Items from an interface collection
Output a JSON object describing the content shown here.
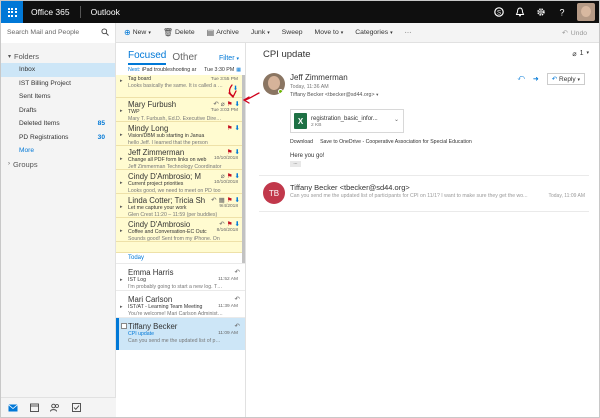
{
  "topbar": {
    "brand": "Office 365",
    "app": "Outlook"
  },
  "commands": {
    "search_placeholder": "Search Mail and People",
    "new": "New",
    "delete": "Delete",
    "archive": "Archive",
    "junk": "Junk",
    "sweep": "Sweep",
    "move_to": "Move to",
    "categories": "Categories",
    "undo": "Undo"
  },
  "nav": {
    "folders_label": "Folders",
    "items": [
      {
        "label": "Inbox",
        "count": ""
      },
      {
        "label": "IST Billing Project",
        "count": ""
      },
      {
        "label": "Sent Items",
        "count": ""
      },
      {
        "label": "Drafts",
        "count": ""
      },
      {
        "label": "Deleted Items",
        "count": "85"
      },
      {
        "label": "PD Registrations",
        "count": "30"
      }
    ],
    "more": "More",
    "groups_label": "Groups"
  },
  "list": {
    "tab_focused": "Focused",
    "tab_other": "Other",
    "filter": "Filter",
    "next_label": "Next:",
    "next_text": "iPad troubleshooting ar",
    "next_time": "Tue 3:30 PM",
    "today_label": "Today",
    "pinned": [
      {
        "from": "",
        "subject": "Tag board",
        "preview": "Looks basically the same. It is called a Tag board.",
        "time": "Tue 3:55 PM"
      },
      {
        "from": "Mary Furbush",
        "subject": "TWP",
        "preview": "Mary T. Furbush, Ed.D. Executive Director, SAU 44",
        "time": "Tue 3:03 PM"
      },
      {
        "from": "Mindy Long",
        "subject": "Vision/DBM sub starting in Janua",
        "preview": "hello Jeff.  I learned that the person",
        "time": ""
      },
      {
        "from": "Jeff Zimmerman",
        "subject": "Change all PDF form links on web",
        "preview": "Jeff Zimmerman Technology Coordinator",
        "time": "10/10/2018"
      },
      {
        "from": "Cindy D'Ambrosio; M",
        "subject": "Current project priorities",
        "preview": "Looks good, we need to meet on PD too",
        "time": "10/10/2018"
      },
      {
        "from": "Linda Cotter; Tricia Sh",
        "subject": "Let me capture your work",
        "preview": "Glen Crest 11:20 – 11:59 (per buddies)",
        "time": "9/4/2018"
      },
      {
        "from": "Cindy D'Ambrosio",
        "subject": "Coffee and Conversation-EC Outc",
        "preview": "Sounds good! Sent from my iPhone. On",
        "time": "8/16/2018"
      }
    ],
    "today": [
      {
        "from": "Emma Harris",
        "subject": "IST Log",
        "preview": "I'm probably going to start a new log. This",
        "time": "11:52 AM"
      },
      {
        "from": "Mari Carlson",
        "subject": "IST/AT - Learning Team Meeting",
        "preview": "You're welcome! Mari Carlson Administrative",
        "time": "11:39 AM"
      },
      {
        "from": "Tiffany Becker",
        "subject": "CPI update",
        "preview": "Can you send me the updated list of partici",
        "time": "11:09 AM"
      }
    ]
  },
  "reading": {
    "title": "CPI update",
    "count": "1",
    "sender_name": "Jeff Zimmerman",
    "sender_time": "Today, 11:36 AM",
    "sender_to": "Tiffany Becker <tbecker@sd44.org>",
    "reply_label": "Reply",
    "attachment_name": "registration_basic_infor...",
    "attachment_size": "2 KB",
    "att_download": "Download",
    "att_save": "Save to OneDrive - Cooperative Association for Special Education",
    "body": "Here you go!",
    "ellipsis": "...",
    "prev_initials": "TB",
    "prev_from": "Tiffany Becker <tbecker@sd44.org>",
    "prev_text": "Can you send me the updated list of participants for CPI on 11/1? I want to make sure they get the wo...",
    "prev_time": "Today, 11:09 AM"
  },
  "colors": {
    "accent": "#0078d7",
    "pinned_bg": "#fffbd0",
    "flag": "#c50f1f",
    "topbar": "#0f0f0f",
    "annotation": "#d0021b"
  }
}
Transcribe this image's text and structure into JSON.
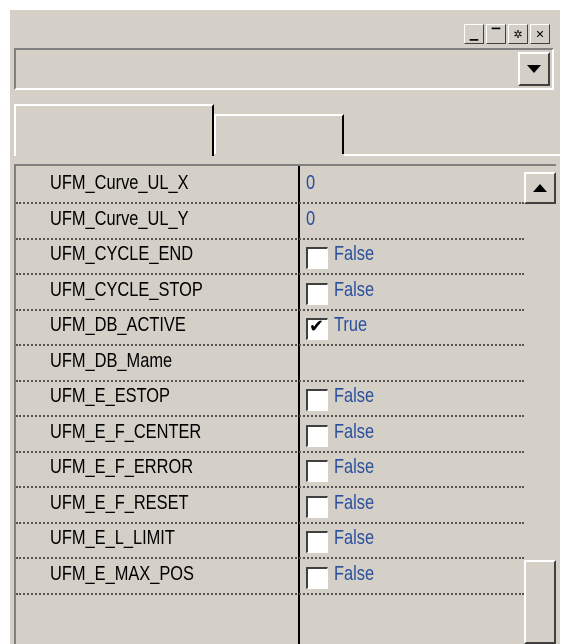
{
  "window": {
    "buttons": [
      {
        "name": "minimize-button",
        "glyph": "▁"
      },
      {
        "name": "restore-button",
        "glyph": "▔"
      },
      {
        "name": "pin-button",
        "glyph": "✲"
      },
      {
        "name": "close-button",
        "glyph": "✕"
      }
    ]
  },
  "combo": {
    "value": ""
  },
  "tabs": [
    {
      "label": ""
    },
    {
      "label": ""
    }
  ],
  "properties": [
    {
      "name": "UFM_Curve_UL_X",
      "type": "text",
      "value": "0"
    },
    {
      "name": "UFM_Curve_UL_Y",
      "type": "text",
      "value": "0"
    },
    {
      "name": "UFM_CYCLE_END",
      "type": "bool",
      "value": "False",
      "checked": false
    },
    {
      "name": "UFM_CYCLE_STOP",
      "type": "bool",
      "value": "False",
      "checked": false
    },
    {
      "name": "UFM_DB_ACTIVE",
      "type": "bool",
      "value": "True",
      "checked": true
    },
    {
      "name": "UFM_DB_Mame",
      "type": "text",
      "value": ""
    },
    {
      "name": "UFM_E_ESTOP",
      "type": "bool",
      "value": "False",
      "checked": false
    },
    {
      "name": "UFM_E_F_CENTER",
      "type": "bool",
      "value": "False",
      "checked": false
    },
    {
      "name": "UFM_E_F_ERROR",
      "type": "bool",
      "value": "False",
      "checked": false
    },
    {
      "name": "UFM_E_F_RESET",
      "type": "bool",
      "value": "False",
      "checked": false
    },
    {
      "name": "UFM_E_L_LIMIT",
      "type": "bool",
      "value": "False",
      "checked": false
    },
    {
      "name": "UFM_E_MAX_POS",
      "type": "bool",
      "value": "False",
      "checked": false
    }
  ],
  "colors": {
    "value_text": "#2b4f9c",
    "panel": "#d4d0c8"
  }
}
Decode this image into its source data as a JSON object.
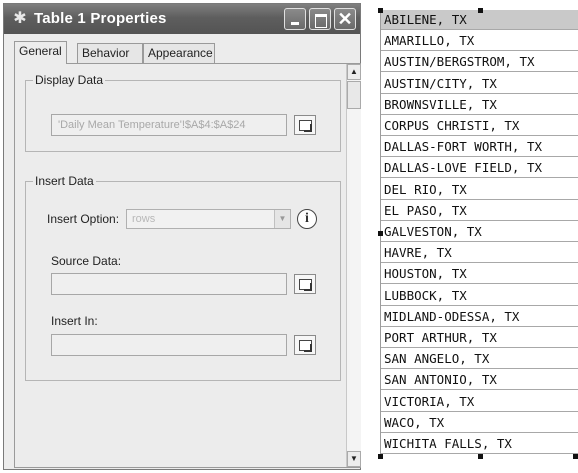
{
  "window": {
    "title": "Table 1 Properties",
    "tabs": [
      "General",
      "Behavior",
      "Appearance"
    ],
    "display_data": {
      "group_label": "Display Data",
      "field_value": "'Daily Mean Temperature'!$A$4:$A$24"
    },
    "insert_data": {
      "group_label": "Insert Data",
      "insert_option_label": "Insert Option:",
      "insert_option_value": "rows",
      "source_data_label": "Source Data:",
      "source_data_value": "",
      "insert_in_label": "Insert In:",
      "insert_in_value": ""
    }
  },
  "table": {
    "rows": [
      "ABILENE, TX",
      "AMARILLO, TX",
      "AUSTIN/BERGSTROM, TX",
      "AUSTIN/CITY, TX",
      "BROWNSVILLE, TX",
      "CORPUS CHRISTI, TX",
      "DALLAS-FORT WORTH, TX",
      "DALLAS-LOVE FIELD, TX",
      "DEL RIO, TX",
      "EL PASO, TX",
      "GALVESTON, TX",
      "HAVRE, TX",
      "HOUSTON, TX",
      "LUBBOCK, TX",
      "MIDLAND-ODESSA, TX",
      "PORT ARTHUR, TX",
      "SAN ANGELO, TX",
      "SAN ANTONIO, TX",
      "VICTORIA, TX",
      "WACO, TX",
      "WICHITA FALLS, TX"
    ],
    "selected_index": 0
  }
}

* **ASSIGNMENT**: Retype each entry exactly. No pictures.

* **ANSWER FOR THE TASK**:
Output a JSON object describing the content shown here.
{
  "topbar": {
    "brand": "Office 365",
    "app": "Outlook"
  },
  "commands": {
    "search_placeholder": "Search Mail and People",
    "new": "New",
    "delete": "Delete",
    "archive": "Archive",
    "junk": "Junk",
    "sweep": "Sweep",
    "move_to": "Move to",
    "categories": "Categories",
    "undo": "Undo"
  },
  "nav": {
    "folders_label": "Folders",
    "items": [
      {
        "label": "Inbox",
        "count": ""
      },
      {
        "label": "IST Billing Project",
        "count": ""
      },
      {
        "label": "Sent Items",
        "count": ""
      },
      {
        "label": "Drafts",
        "count": ""
      },
      {
        "label": "Deleted Items",
        "count": "85"
      },
      {
        "label": "PD Registrations",
        "count": "30"
      }
    ],
    "more": "More",
    "groups_label": "Groups"
  },
  "list": {
    "tab_focused": "Focused",
    "tab_other": "Other",
    "filter": "Filter",
    "next_label": "Next:",
    "next_text": "iPad troubleshooting ar",
    "next_time": "Tue 3:30 PM",
    "today_label": "Today",
    "pinned": [
      {
        "from": "",
        "subject": "Tag board",
        "preview": "Looks basically the same. It is called a Tag board.",
        "time": "Tue 3:55 PM"
      },
      {
        "from": "Mary Furbush",
        "subject": "TWP",
        "preview": "Mary T. Furbush, Ed.D. Executive Director, SAU 44",
        "time": "Tue 3:03 PM"
      },
      {
        "from": "Mindy Long",
        "subject": "Vision/DBM sub starting in Janua",
        "preview": "hello Jeff.  I learned that the person",
        "time": ""
      },
      {
        "from": "Jeff Zimmerman",
        "subject": "Change all PDF form links on web",
        "preview": "Jeff Zimmerman Technology Coordinator",
        "time": "10/10/2018"
      },
      {
        "from": "Cindy D'Ambrosio; M",
        "subject": "Current project priorities",
        "preview": "Looks good, we need to meet on PD too",
        "time": "10/10/2018"
      },
      {
        "from": "Linda Cotter; Tricia Sh",
        "subject": "Let me capture your work",
        "preview": "Glen Crest 11:20 – 11:59 (per buddies)",
        "time": "9/4/2018"
      },
      {
        "from": "Cindy D'Ambrosio",
        "subject": "Coffee and Conversation-EC Outc",
        "preview": "Sounds good! Sent from my iPhone. On",
        "time": "8/16/2018"
      }
    ],
    "today": [
      {
        "from": "Emma Harris",
        "subject": "IST Log",
        "preview": "I'm probably going to start a new log. This",
        "time": "11:52 AM"
      },
      {
        "from": "Mari Carlson",
        "subject": "IST/AT - Learning Team Meeting",
        "preview": "You're welcome! Mari Carlson Administrative",
        "time": "11:39 AM"
      },
      {
        "from": "Tiffany Becker",
        "subject": "CPI update",
        "preview": "Can you send me the updated list of partici",
        "time": "11:09 AM"
      }
    ]
  },
  "reading": {
    "title": "CPI update",
    "count": "1",
    "sender_name": "Jeff Zimmerman",
    "sender_time": "Today, 11:36 AM",
    "sender_to": "Tiffany Becker <tbecker@sd44.org>",
    "reply_label": "Reply",
    "attachment_name": "registration_basic_infor...",
    "attachment_size": "2 KB",
    "att_download": "Download",
    "att_save": "Save to OneDrive - Cooperative Association for Special Education",
    "body": "Here you go!",
    "ellipsis": "...",
    "prev_initials": "TB",
    "prev_from": "Tiffany Becker <tbecker@sd44.org>",
    "prev_text": "Can you send me the updated list of participants for CPI on 11/1? I want to make sure they get the wo...",
    "prev_time": "Today, 11:09 AM"
  },
  "colors": {
    "accent": "#0078d7",
    "pinned_bg": "#fffbd0",
    "flag": "#c50f1f",
    "topbar": "#0f0f0f",
    "annotation": "#d0021b"
  }
}
Transcribe this image's text and structure into JSON.
{
  "window": {
    "buttons": [
      {
        "name": "minimize-button",
        "glyph": "▁"
      },
      {
        "name": "restore-button",
        "glyph": "▔"
      },
      {
        "name": "pin-button",
        "glyph": "✲"
      },
      {
        "name": "close-button",
        "glyph": "✕"
      }
    ]
  },
  "combo": {
    "value": ""
  },
  "tabs": [
    {
      "label": ""
    },
    {
      "label": ""
    }
  ],
  "properties": [
    {
      "name": "UFM_Curve_UL_X",
      "type": "text",
      "value": "0"
    },
    {
      "name": "UFM_Curve_UL_Y",
      "type": "text",
      "value": "0"
    },
    {
      "name": "UFM_CYCLE_END",
      "type": "bool",
      "value": "False",
      "checked": false
    },
    {
      "name": "UFM_CYCLE_STOP",
      "type": "bool",
      "value": "False",
      "checked": false
    },
    {
      "name": "UFM_DB_ACTIVE",
      "type": "bool",
      "value": "True",
      "checked": true
    },
    {
      "name": "UFM_DB_Mame",
      "type": "text",
      "value": ""
    },
    {
      "name": "UFM_E_ESTOP",
      "type": "bool",
      "value": "False",
      "checked": false
    },
    {
      "name": "UFM_E_F_CENTER",
      "type": "bool",
      "value": "False",
      "checked": false
    },
    {
      "name": "UFM_E_F_ERROR",
      "type": "bool",
      "value": "False",
      "checked": false
    },
    {
      "name": "UFM_E_F_RESET",
      "type": "bool",
      "value": "False",
      "checked": false
    },
    {
      "name": "UFM_E_L_LIMIT",
      "type": "bool",
      "value": "False",
      "checked": false
    },
    {
      "name": "UFM_E_MAX_POS",
      "type": "bool",
      "value": "False",
      "checked": false
    }
  ],
  "colors": {
    "value_text": "#2b4f9c",
    "panel": "#d4d0c8"
  }
}
Decode this image into its source data as a JSON object.
{
  "window": {
    "title": "Table 1 Properties",
    "tabs": [
      "General",
      "Behavior",
      "Appearance"
    ],
    "display_data": {
      "group_label": "Display Data",
      "field_value": "'Daily Mean Temperature'!$A$4:$A$24"
    },
    "insert_data": {
      "group_label": "Insert Data",
      "insert_option_label": "Insert Option:",
      "insert_option_value": "rows",
      "source_data_label": "Source Data:",
      "source_data_value": "",
      "insert_in_label": "Insert In:",
      "insert_in_value": ""
    }
  },
  "table": {
    "rows": [
      "ABILENE, TX",
      "AMARILLO, TX",
      "AUSTIN/BERGSTROM, TX",
      "AUSTIN/CITY, TX",
      "BROWNSVILLE, TX",
      "CORPUS CHRISTI, TX",
      "DALLAS-FORT WORTH, TX",
      "DALLAS-LOVE FIELD, TX",
      "DEL RIO, TX",
      "EL PASO, TX",
      "GALVESTON, TX",
      "HAVRE, TX",
      "HOUSTON, TX",
      "LUBBOCK, TX",
      "MIDLAND-ODESSA, TX",
      "PORT ARTHUR, TX",
      "SAN ANGELO, TX",
      "SAN ANTONIO, TX",
      "VICTORIA, TX",
      "WACO, TX",
      "WICHITA FALLS, TX"
    ],
    "selected_index": 0
  }
}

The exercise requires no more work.